How to Read Racecards at Horse Races
What are racecards?
In horse racing, racecards are used to give information about the races and the particular horses running in them. They're often, and traditionally, shown in newspapers but are becoming more and more popular on the internet as betting websites display their own racecards.
What is actually shown on the racecards?
In regards to the races specifically, all racecards will feature:
- Race name.
- Time of the race.
- Prize money for the winning horse.
- Distance of the course (in horse racing, distance is typically measured in furlongs and miles).
- Going (the ground conditions).
In regards to the horses, racecards will feature:
- Names of the horses competing.
- Saddle number of the horses.
- Forms of the horses (the positions the particular horse placed in previous races).
- Trainer and jockey of the given horses.
Below is an example of a basic racecard showing the horses, their trainers, and jockeys.
The racecard explained.
The form shows the placements the horses got in their previous races. Take the horse "Deerslayer," for example: Six races ago, the horse made 8th place but was placed 2nd in its last race.
There may also a dash "-" or forward slash "/": the dash separates years and the slash separates seasons.
The number next to the horse's name is the number of days since the horse last raced. You may also see a "C", "D", "CD", "B" or "BF" next to the number.
- C: This horse has won on this course before.
- D: This horse has won over this distance before.
- CD: Is a combination of the two above.

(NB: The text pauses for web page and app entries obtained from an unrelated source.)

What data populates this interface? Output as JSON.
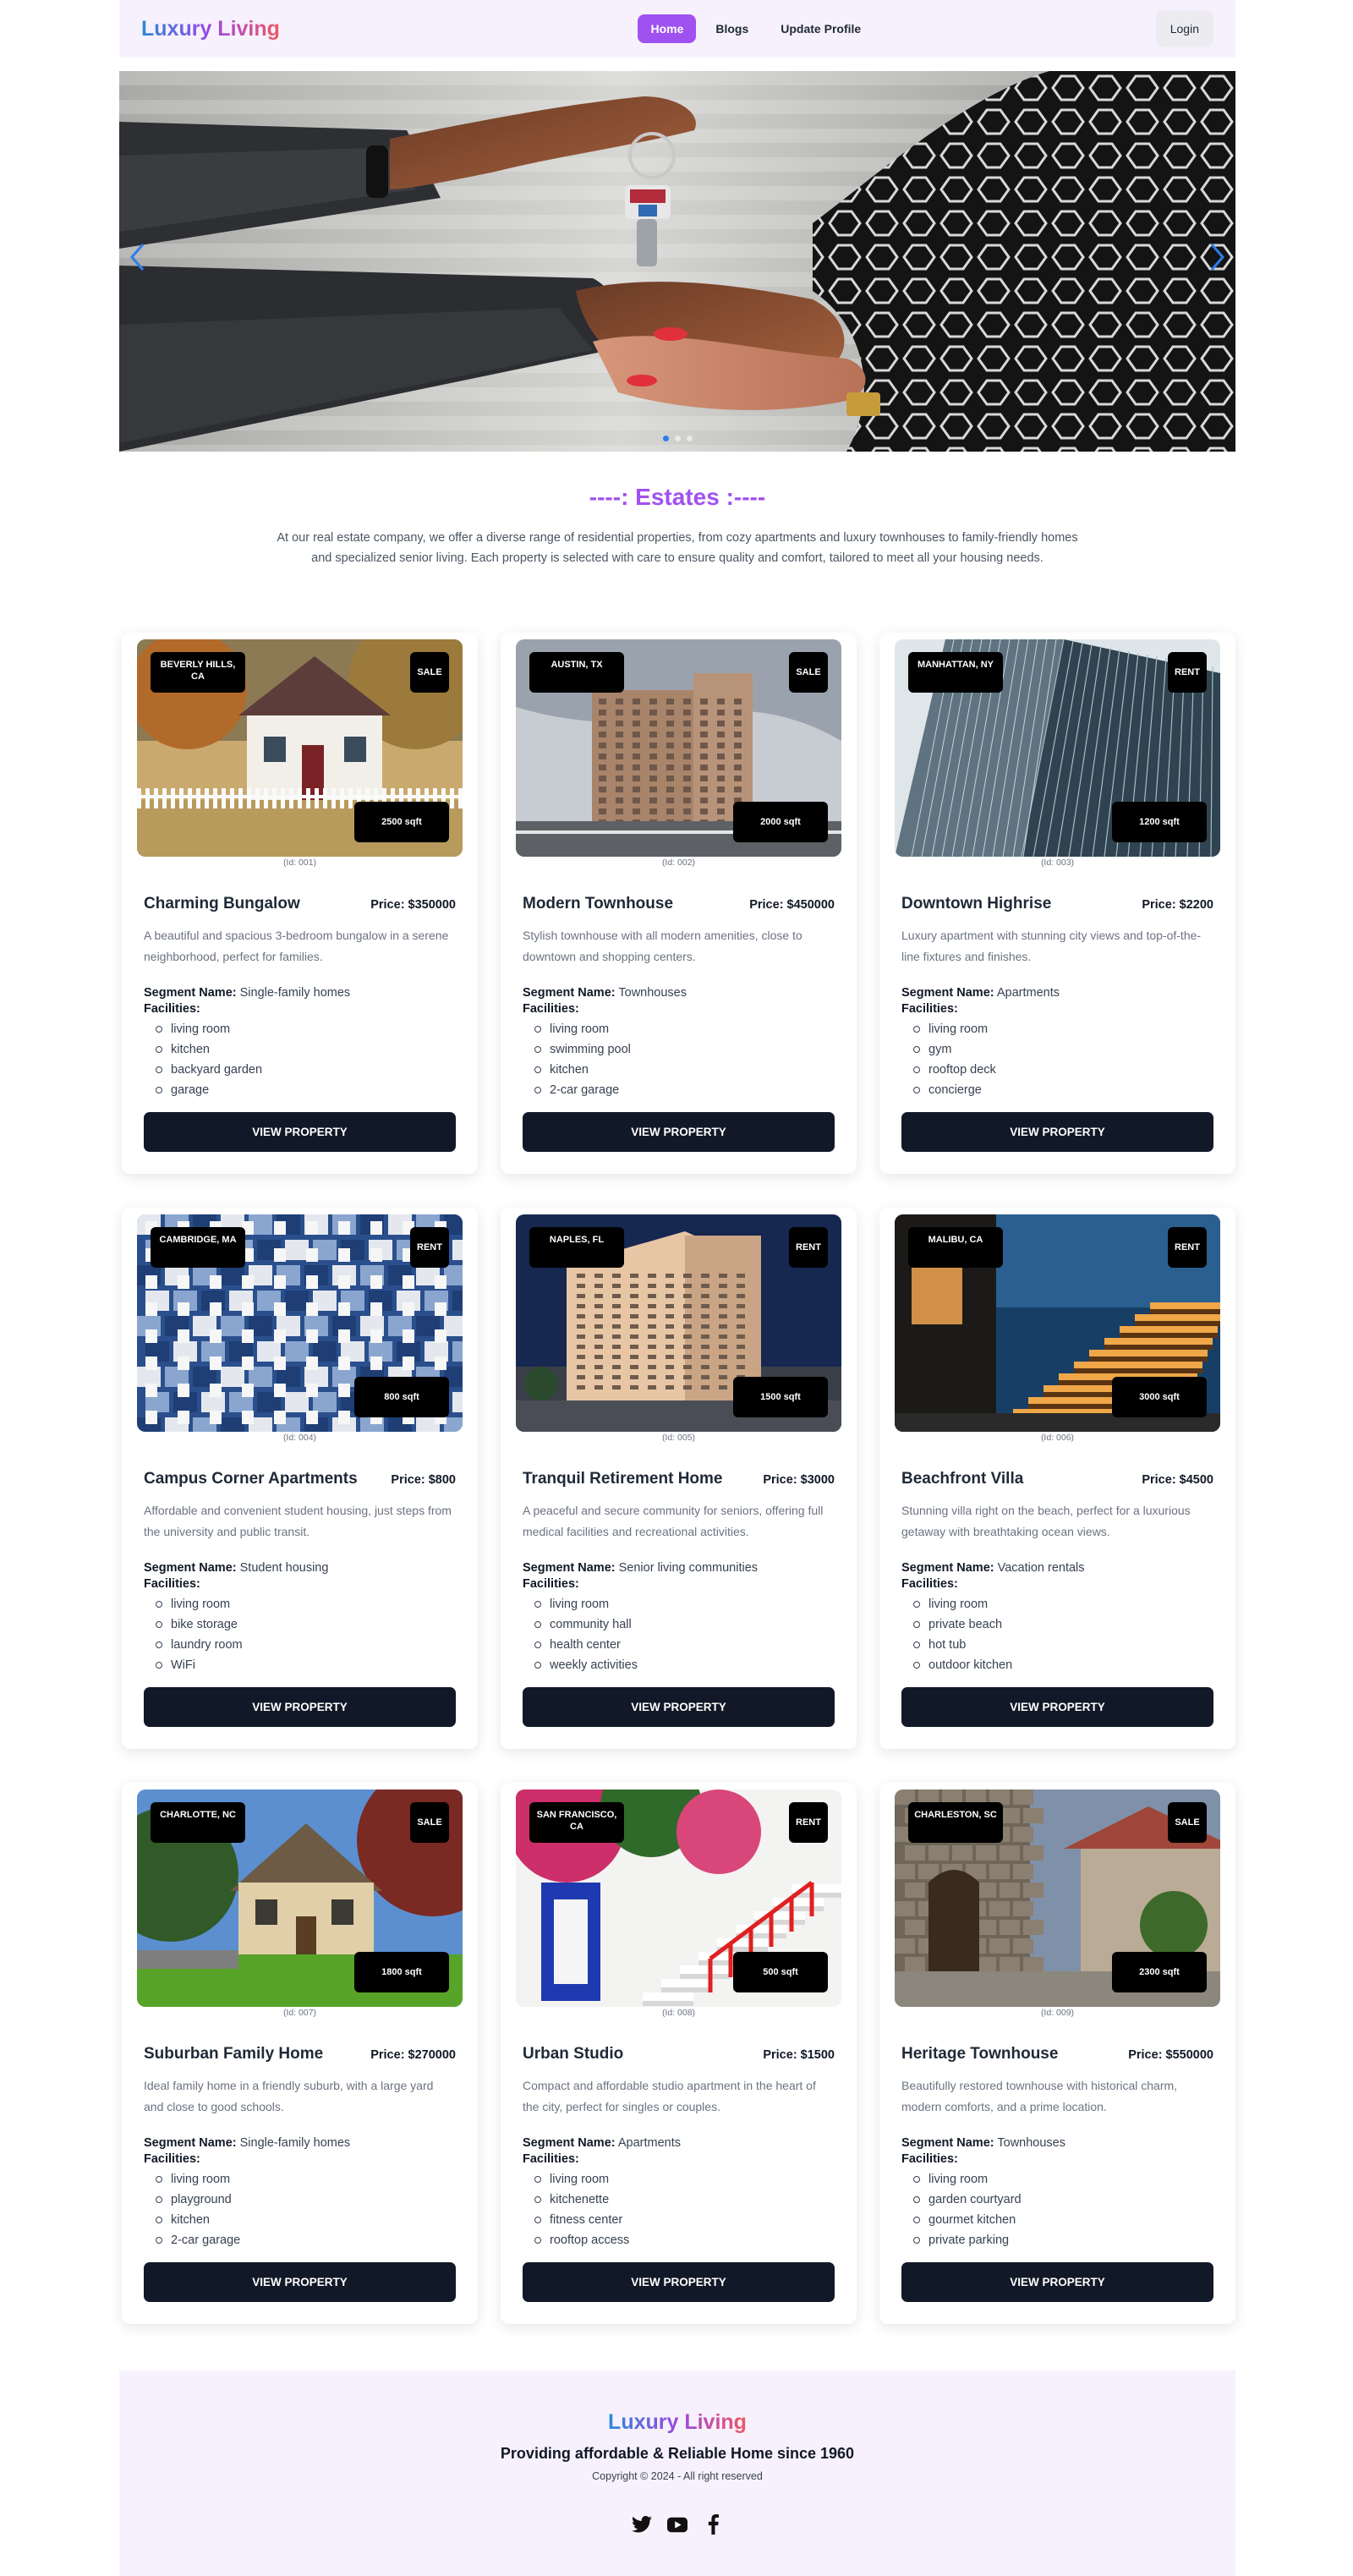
{
  "nav": {
    "brand": "Luxury Living",
    "links": [
      "Home",
      "Blogs",
      "Update Profile"
    ],
    "login_label": "Login"
  },
  "hero": {
    "slide_count": 3,
    "active_slide": 1
  },
  "section": {
    "title": "----: Estates :----",
    "description": "At our real estate company, we offer a diverse range of residential properties, from cozy apartments and luxury townhouses to family-friendly homes and specialized senior living. Each property is selected with care to ensure quality and comfort, tailored to meet all your housing needs."
  },
  "labels": {
    "segment": "Segment Name:",
    "facilities": "Facilities:",
    "view_button": "VIEW PROPERTY"
  },
  "properties": [
    {
      "location": "BEVERLY HILLS, CA",
      "deal": "SALE",
      "area": "2500 sqft",
      "id": "(Id: 001)",
      "title": "Charming Bungalow",
      "price": "Price: $350000",
      "description": "A beautiful and spacious 3-bedroom bungalow in a serene neighborhood, perfect for families.",
      "segment": "Single-family homes",
      "facilities": [
        "living room",
        "kitchen",
        "backyard garden",
        "garage"
      ],
      "scene": "bungalow"
    },
    {
      "location": "AUSTIN, TX",
      "deal": "SALE",
      "area": "2000 sqft",
      "id": "(Id: 002)",
      "title": "Modern Townhouse",
      "price": "Price: $450000",
      "description": "Stylish townhouse with all modern amenities, close to downtown and shopping centers.",
      "segment": "Townhouses",
      "facilities": [
        "living room",
        "swimming pool",
        "kitchen",
        "2-car garage"
      ],
      "scene": "brick"
    },
    {
      "location": "MANHATTAN, NY",
      "deal": "RENT",
      "area": "1200 sqft",
      "id": "(Id: 003)",
      "title": "Downtown Highrise",
      "price": "Price: $2200",
      "description": "Luxury apartment with stunning city views and top-of-the-line fixtures and finishes.",
      "segment": "Apartments",
      "facilities": [
        "living room",
        "gym",
        "rooftop deck",
        "concierge"
      ],
      "scene": "glass"
    },
    {
      "location": "CAMBRIDGE, MA",
      "deal": "RENT",
      "area": "800 sqft",
      "id": "(Id: 004)",
      "title": "Campus Corner Apartments",
      "price": "Price: $800",
      "description": "Affordable and convenient student housing, just steps from the university and public transit.",
      "segment": "Student housing",
      "facilities": [
        "living room",
        "bike storage",
        "laundry room",
        "WiFi"
      ],
      "scene": "tiles"
    },
    {
      "location": "NAPLES, FL",
      "deal": "RENT",
      "area": "1500 sqft",
      "id": "(Id: 005)",
      "title": "Tranquil Retirement Home",
      "price": "Price: $3000",
      "description": "A peaceful and secure community for seniors, offering full medical facilities and recreational activities.",
      "segment": "Senior living communities",
      "facilities": [
        "living room",
        "community hall",
        "health center",
        "weekly activities"
      ],
      "scene": "tower"
    },
    {
      "location": "MALIBU, CA",
      "deal": "RENT",
      "area": "3000 sqft",
      "id": "(Id: 006)",
      "title": "Beachfront Villa",
      "price": "Price: $4500",
      "description": "Stunning villa right on the beach, perfect for a luxurious getaway with breathtaking ocean views.",
      "segment": "Vacation rentals",
      "facilities": [
        "living room",
        "private beach",
        "hot tub",
        "outdoor kitchen"
      ],
      "scene": "villa"
    },
    {
      "location": "CHARLOTTE, NC",
      "deal": "SALE",
      "area": "1800 sqft",
      "id": "(Id: 007)",
      "title": "Suburban Family Home",
      "price": "Price: $270000",
      "description": "Ideal family home in a friendly suburb, with a large yard and close to good schools.",
      "segment": "Single-family homes",
      "facilities": [
        "living room",
        "playground",
        "kitchen",
        "2-car garage"
      ],
      "scene": "house"
    },
    {
      "location": "SAN FRANCISCO, CA",
      "deal": "RENT",
      "area": "500 sqft",
      "id": "(Id: 008)",
      "title": "Urban Studio",
      "price": "Price: $1500",
      "description": "Compact and affordable studio apartment in the heart of the city, perfect for singles or couples.",
      "segment": "Apartments",
      "facilities": [
        "living room",
        "kitchenette",
        "fitness center",
        "rooftop access"
      ],
      "scene": "studio"
    },
    {
      "location": "CHARLESTON, SC",
      "deal": "SALE",
      "area": "2300 sqft",
      "id": "(Id: 009)",
      "title": "Heritage Townhouse",
      "price": "Price: $550000",
      "description": "Beautifully restored townhouse with historical charm, modern comforts, and a prime location.",
      "segment": "Townhouses",
      "facilities": [
        "living room",
        "garden courtyard",
        "gourmet kitchen",
        "private parking"
      ],
      "scene": "stone"
    }
  ],
  "footer": {
    "brand": "Luxury Living",
    "tagline": "Providing affordable & Reliable Home since 1960",
    "copyright": "Copyright © 2024 - All right reserved",
    "socials": [
      "twitter-icon",
      "youtube-icon",
      "facebook-icon"
    ]
  },
  "colors": {
    "accent": "#a052f0",
    "nav_bg": "#f7f1fd",
    "button_dark": "#111827",
    "carousel_active": "#2a7ff0"
  }
}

- B: Means the horse is wearing blinkers. (a piece of equipment worn by horses to prevent them from either seeing to the side, rear or both).
- BF: This means this particular horse was the favourite choice for betters in its last race but was beaten by another horse.